In his interview with me, Pasin said that in the Coleman/Cherry partnership, it was Coleman who was the more melodic improviser, while Cherry pushed the envelope of what he could do with the trumpet. Siegel definitely took the improviser role to heart, showing the depth and breadth of an imagination we’ve seen grow to a towering height over the last decade. While he kept the pedal to the metal for most of the wild trio date he played with Bisio and Tani Tabbal at Sanctuary a couple of years back, Siegel picked his spots on this night, choosing mesmerizing melodies over sonic shredding. (He saved the latter approach for Pasin’s own Ornette tribute “OCDC,” and Siegel almost literally brought the house down!)
Berger is primarily known as a pianist, and his work on that instrument here was stellar, particularly on Coleman’s blues flirtation “Just for You.” But it was as interesting to listen to Berger play vibes as it was to watch him. The lines and comps he created were right up there with anything done by Stefon Harris or Joe Locke, and the instrument’s glowing sound added an otherworldly layer to the proceedings.

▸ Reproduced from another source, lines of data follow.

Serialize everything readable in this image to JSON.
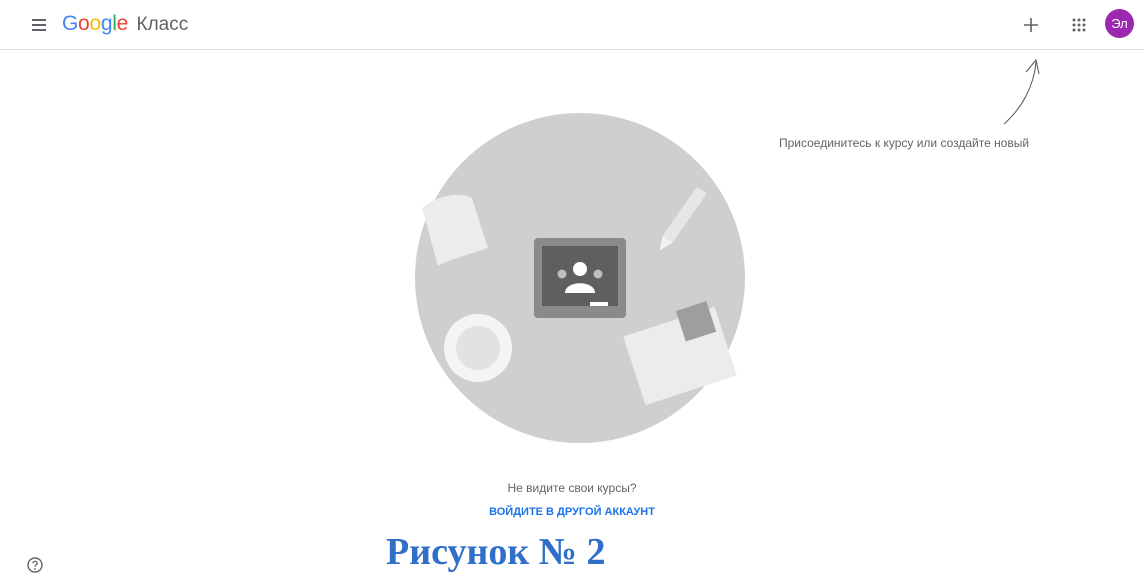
{
  "header": {
    "logo_letters": [
      "G",
      "o",
      "o",
      "g",
      "l",
      "e"
    ],
    "logo_colors": [
      "#4285F4",
      "#EA4335",
      "#FBBC05",
      "#4285F4",
      "#34A853",
      "#EA4335"
    ],
    "app_name": "Класс",
    "avatar_initials": "Эл",
    "avatar_color": "#9c27b0"
  },
  "hint": {
    "text": "Присоединитесь к курсу или создайте новый"
  },
  "empty_state": {
    "question": "Не видите свои курсы?",
    "switch_account_label": "ВОЙДИТЕ В ДРУГОЙ АККАУНТ"
  },
  "caption": "Рисунок № 2",
  "colors": {
    "accent": "#1a73e8",
    "caption": "#2f6fc8"
  },
  "icons": [
    "menu-icon",
    "plus-icon",
    "apps-grid-icon",
    "help-icon"
  ]
}
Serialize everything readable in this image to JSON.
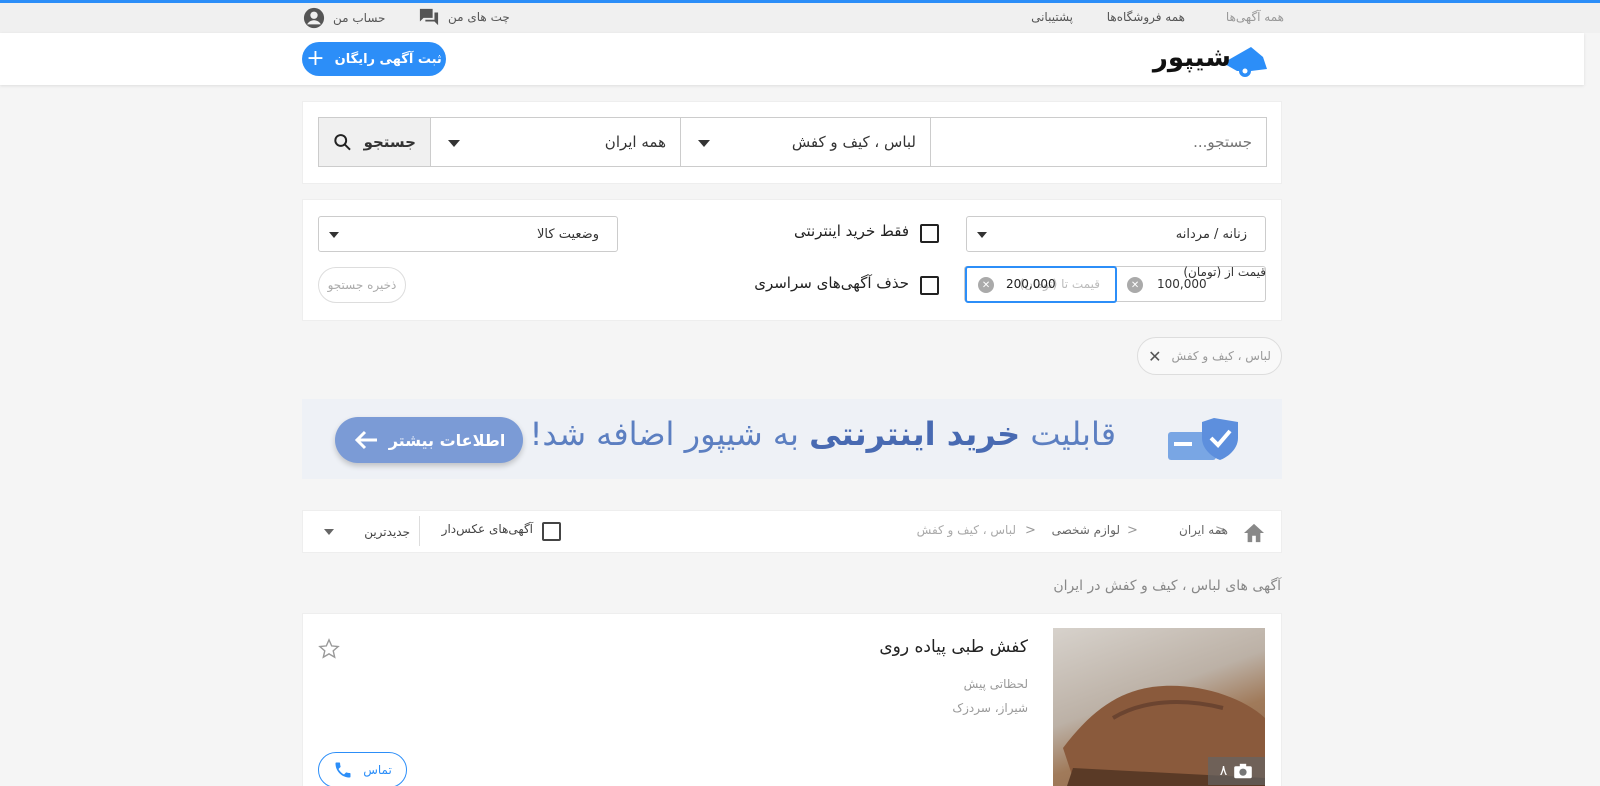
{
  "topbar": {
    "all_ads": "همه آگهی‌ها",
    "all_stores": "همه فروشگاه‌ها",
    "support": "پشتیبانی",
    "chats": "چت های من",
    "account": "حساب من"
  },
  "header": {
    "logo_text": "شیپور",
    "post_ad": "ثبت آگهی رایگان"
  },
  "search": {
    "placeholder": "جستجو...",
    "category": "لباس ، کیف و کفش",
    "location": "همه ایران",
    "button": "جستجو"
  },
  "filters": {
    "gender": "زنانه / مردانه",
    "online_only": "فقط خرید اینترنتی",
    "condition": "وضعیت کالا",
    "price_from_label": "قیمت از (تومان)",
    "price_from_value": "100,000",
    "price_to_placeholder": "قیمت تا (تومان)",
    "price_to_value": "200,000",
    "remove_nationwide": "حذف آگهی‌های سراسری",
    "save_search": "ذخیره جستجو"
  },
  "chip": {
    "label": "لباس ، کیف و کفش"
  },
  "banner": {
    "text_pre": "قابلیت ",
    "text_bold": "خرید اینترنتی",
    "text_post": " به شیپور اضافه شد!",
    "button": "اطلاعات بیشتر"
  },
  "breadcrumbs": [
    "همه ایران",
    "لوازم شخصی",
    "لباس ، کیف و کفش"
  ],
  "sort": {
    "photo_only": "آگهی‌های عکس‌دار",
    "order": "جدیدترین"
  },
  "results_title": "آگهی های لباس ، کیف و کفش در ایران",
  "listings": [
    {
      "title": "کفش طبی پیاده روی",
      "time": "لحظاتی پیش",
      "location": "شیراز، سردزک",
      "photo_count": "۸",
      "contact": "تماس"
    }
  ],
  "colors": {
    "accent": "#2c8ef8",
    "banner_text": "#5c7fc1"
  }
}
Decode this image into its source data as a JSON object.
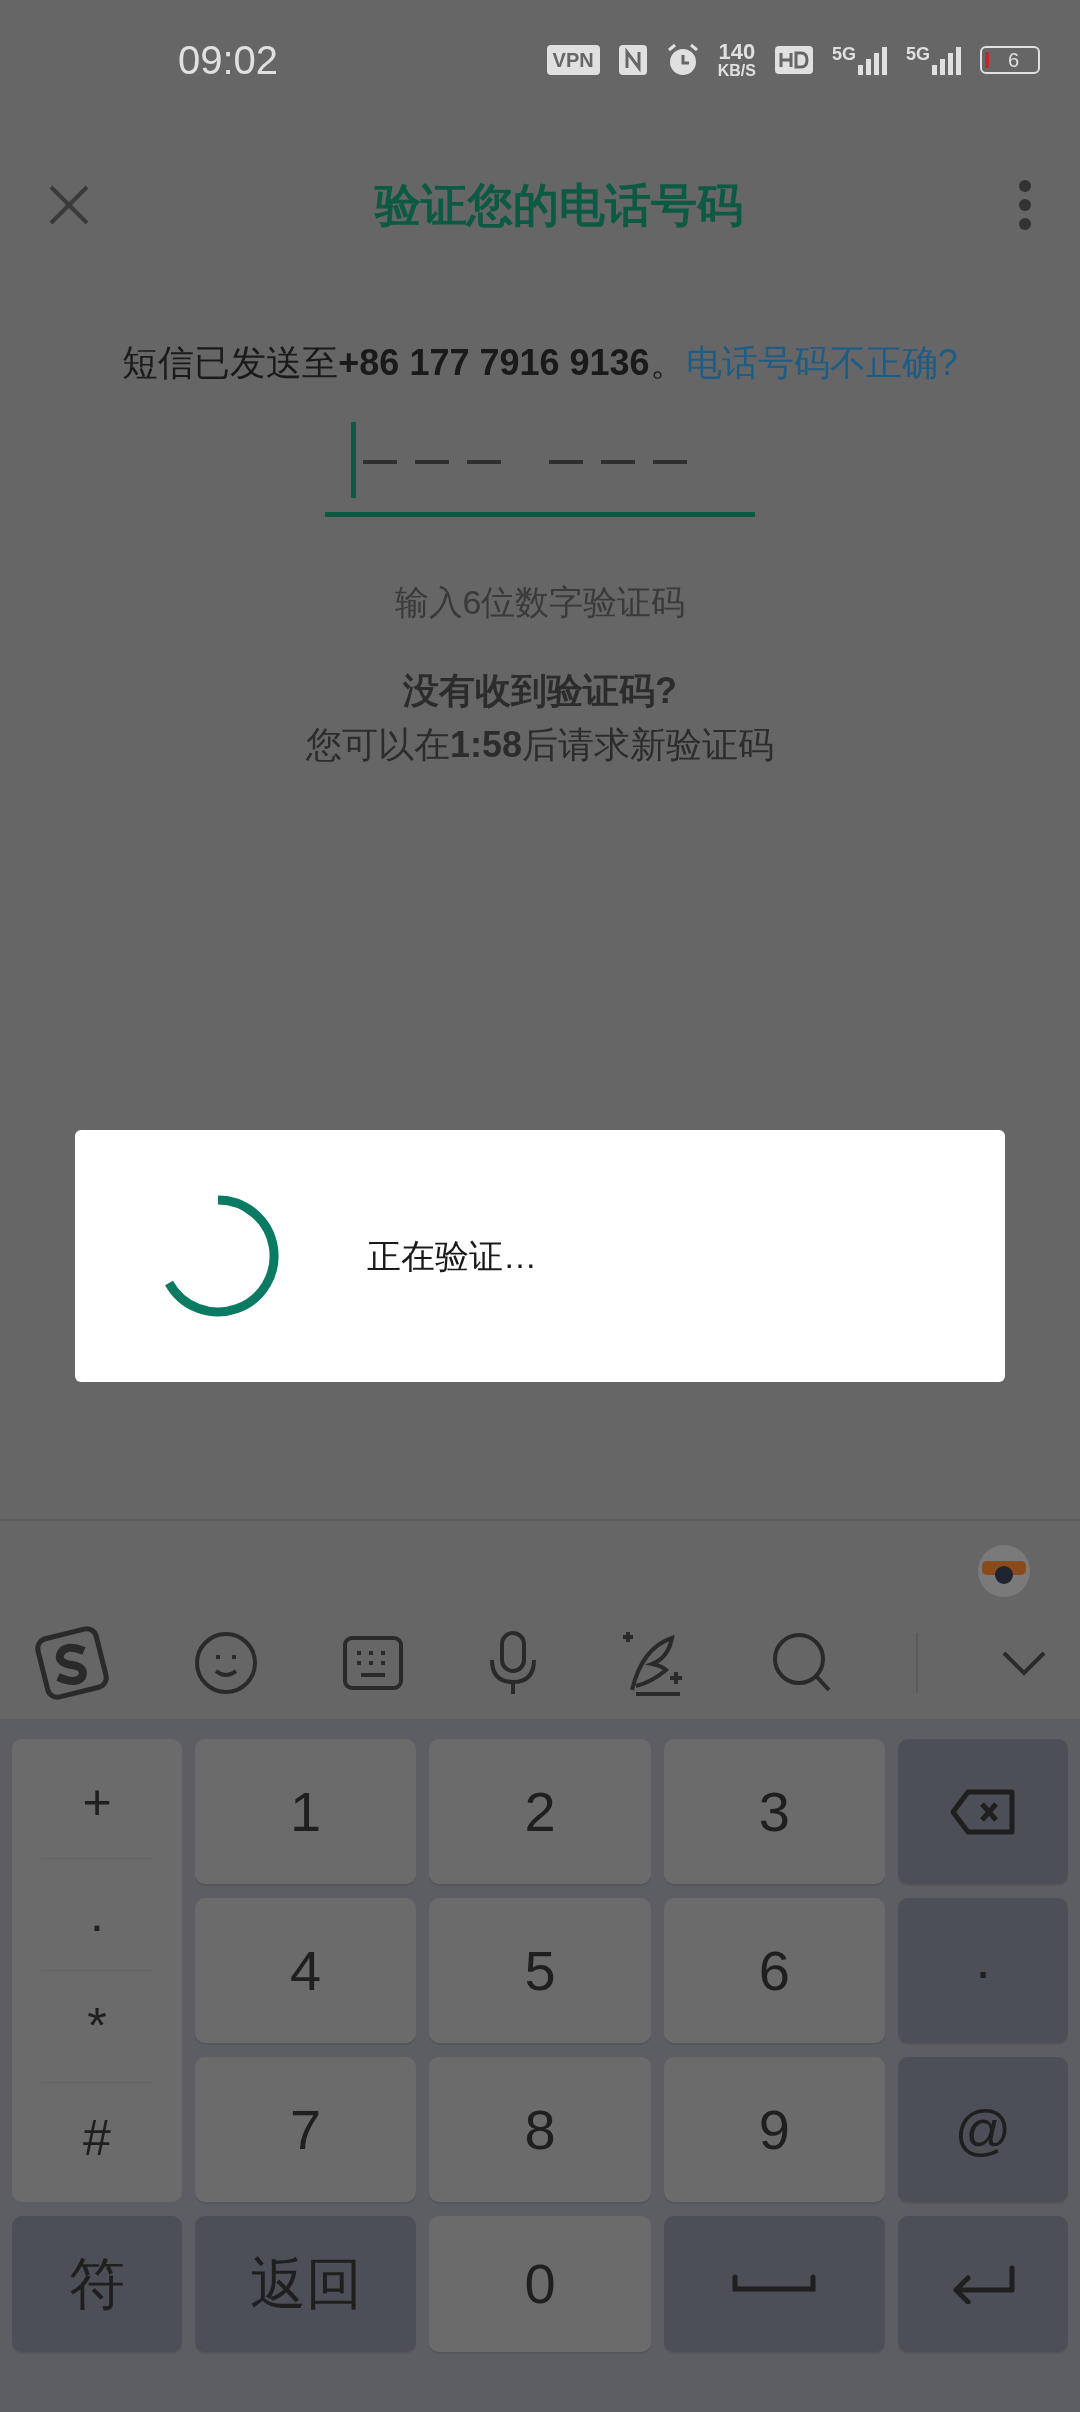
{
  "status_bar": {
    "time": "09:02",
    "vpn": "VPN",
    "speed_value": "140",
    "speed_unit": "KB/S",
    "networks": [
      "5G",
      "5G"
    ],
    "battery": "6"
  },
  "header": {
    "title": "验证您的电话号码"
  },
  "message": {
    "text": "短信已发送至**+86 177 7916 9136**。",
    "link": "电话号码不正确?"
  },
  "hint": "输入6位数字验证码",
  "resend": {
    "title": "没有收到验证码?",
    "text": "您可以在**1:58**后请求新验证码"
  },
  "dialog": {
    "text": "正在验证…"
  },
  "keyboard": {
    "symbols": [
      "+",
      ".",
      "*",
      "#"
    ],
    "rows": [
      [
        {
          "kind": "digit",
          "label": "1"
        },
        {
          "kind": "digit",
          "label": "2"
        },
        {
          "kind": "digit",
          "label": "3"
        },
        {
          "kind": "backspace"
        }
      ],
      [
        {
          "kind": "digit",
          "label": "4"
        },
        {
          "kind": "digit",
          "label": "5"
        },
        {
          "kind": "digit",
          "label": "6"
        },
        {
          "kind": "function",
          "label": "·"
        }
      ],
      [
        {
          "kind": "digit",
          "label": "7"
        },
        {
          "kind": "digit",
          "label": "8"
        },
        {
          "kind": "digit",
          "label": "9"
        },
        {
          "kind": "function",
          "label": "@"
        }
      ]
    ],
    "bottom_row": [
      {
        "kind": "function",
        "label": "符"
      },
      {
        "kind": "function",
        "label": "返回"
      },
      {
        "kind": "digit",
        "label": "0"
      },
      {
        "kind": "space"
      },
      {
        "kind": "enter"
      }
    ]
  }
}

As a vocalist, Sersto doesn’t scat to take stage or get noticed; it’s all site-specific, adding an element where an element is needed. If anything, her singing style was the only real outlier when it came to jazz, reminding you more of Lotte Lenya than Lena Horne. It was Sersto’s spoken-word work that really hit home, reading Coleman’s own riddle-laced poetry throughout the evening and adding an extra splash of sadness to Ornette’s iconic composition “Lonely Woman” by repeatedly following up on the sung lyric “I am a lonely woman…” with the plaintive admission, “I don’t want to be.”
In almost all things, Pasin was big and bold and breathtaking and… pretty much right down the middle. But that was genius, because Chris would set up the framework for each piece, and then his partners would bash that framework into new and exciting shapes. Now that avant-garde is a fact of life, we can look at this construction and deconstruction and nod with approval; that said, you can see how Coleman’s approach must have been horrifying to any jazzer brought up on Benny Goodman or Charlie Parker.
The poetry Sersto read during “The Blessing” focused on “Freedom from oppression/Freedom from mindless publicity.” Bottom line, Coleman didn’t just want you to think about what you were hearing, but he wanted the musicians to think about what they were playing, as well, and forget about the noise that’s generated by the hard-core traditionalists and bloviating scribes who care more about headlines than they do about the Head. While everyone Chris Pasin brought to Troy definitely played their asses off, they also put thought and passion on the same level, and both the music and the evening were better and wilder for it, even if they did spend time in those grey areas where the squeamish dare not tread.
GO HERE to see more of Rudy Lu’s photographs of this concert…